This school year’s fifth social justice dialogue, “Womxn of Color and Accessible Health Care,” was held on March 12. The discussion was led by Senior Director of Health and Wellness Services Ana Hernandez and California Rural Legal Assistance advocate, Roselyn Macias, with participants including faculty and students alike. The Social Justice Dialogue series is a collaborative effort between the Otter Cross Culture Center, the Otter Student Union, and the Center for Teaching, Learning and Assessment.
Macias, who holds health workshops for the transgender community, brought her experience with navigating health services as a trans woman. She emphasized the importance of having a doctor who understands where their patient is coming from, to which many could relate. Due to the lack of medical professionals of color, finding practitioners with similar backgrounds can be difficult.

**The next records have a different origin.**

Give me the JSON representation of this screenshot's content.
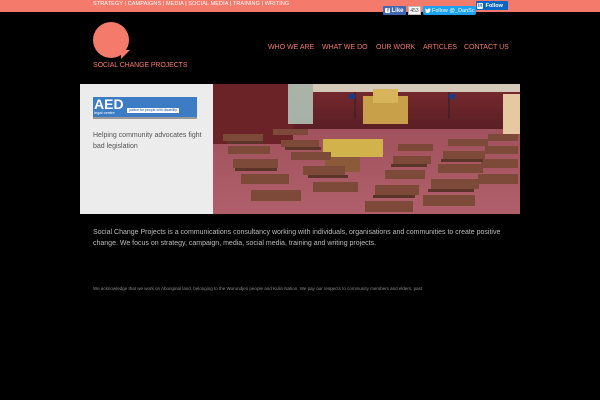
{
  "topbar": {
    "links": "STRATEGY | CAMPAIGNS | MEDIA | SOCIAL MEDIA | TRAINING | WRITING",
    "facebook_like": "Like",
    "facebook_count": "453",
    "twitter_follow": "Follow @_DanSc",
    "linkedin_follow": "Follow",
    "linkedin_brand": "in"
  },
  "logo": {
    "text": "SOCIAL CHANGE PROJECTS"
  },
  "nav": [
    {
      "label": "WHO WE ARE"
    },
    {
      "label": "WHAT WE DO"
    },
    {
      "label": "OUR WORK"
    },
    {
      "label": "ARTICLES"
    },
    {
      "label": "CONTACT US"
    }
  ],
  "hero": {
    "aed_logo_title": "AED",
    "aed_logo_subtitle": "legal centre",
    "aed_logo_tagline": "justice for people with disability",
    "caption": "Helping community advocates fight bad legislation"
  },
  "intro": "Social Change Projects is a communications consultancy working with individuals, organisations and communities to create positive change. We focus on strategy, campaign, media, social media, training and writing projects.",
  "acknowledgement": "We acknowledge that we work on Aboriginal land, belonging to the Wurundjeri people and Kulin Nation. We pay our respects to community members and elders, past",
  "colors": {
    "accent": "#f47a6b",
    "background": "#000000"
  }
}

Discussion member and Director for Teaching Learning & Assessment Vivian Waldrup Patterson referenced her own life in suggesting solutions to finding practitioners that work for her. She advocated for building a “circle of care” of medical professionals that are specialized in different areas. Audience members concurred, stressing the prevalence of using word of mouth to seek women and/or people of color in the medical field.
Many also spoke to the issue of not being taken seriously, whether it be with physical or mental health problems. Some told stories of being told they were overreacting at doctor’s visits, leading to misdiagnosis and delayed treatment. Others expressed their struggles with validating absences at work and school due to mental health issues.
Across the board, class lines make healthcare inaccessible. The bias towards white, educated patients leaves others misinformed; one participant told her story of having to learn medical jargon in order to act as a translator to her parents, who don’t speak English. Hernandez mentioned how requiring a doctor’s note favors the wealthy because some cannot afford doctor’s visits.
Those with families who work in agriculture expressed their frustration with getting their parents, often overworked and distrustful of Western medicine, to seek medical assistance. Stigma in the Latinx community specifically can prevent individuals from getting treatment.
“Being Latino, we just don’t want to go to a doctor,” Macias said. “We were brought up with that if you’re going to a therapist, you’re crazy.”
One of the lasting messages of the dialogue was that women of color are their own advocates. Asserting your needs and wants right off the bat is the only way to get the care needed; “This is your opportunity to get comfortable,” Hernandez said.
In regards to what the group wanted from healthcare providers, sensitivity was a must, as well as the ability to adjust and relearn practices for the safety of patients. Beyond being affordable, equitable healthcare would “give access to people you wouldn’t even think of,” Patterson said. In order to achieve accessibility, the intellectual barrier between doctors and patients would have to be broken down.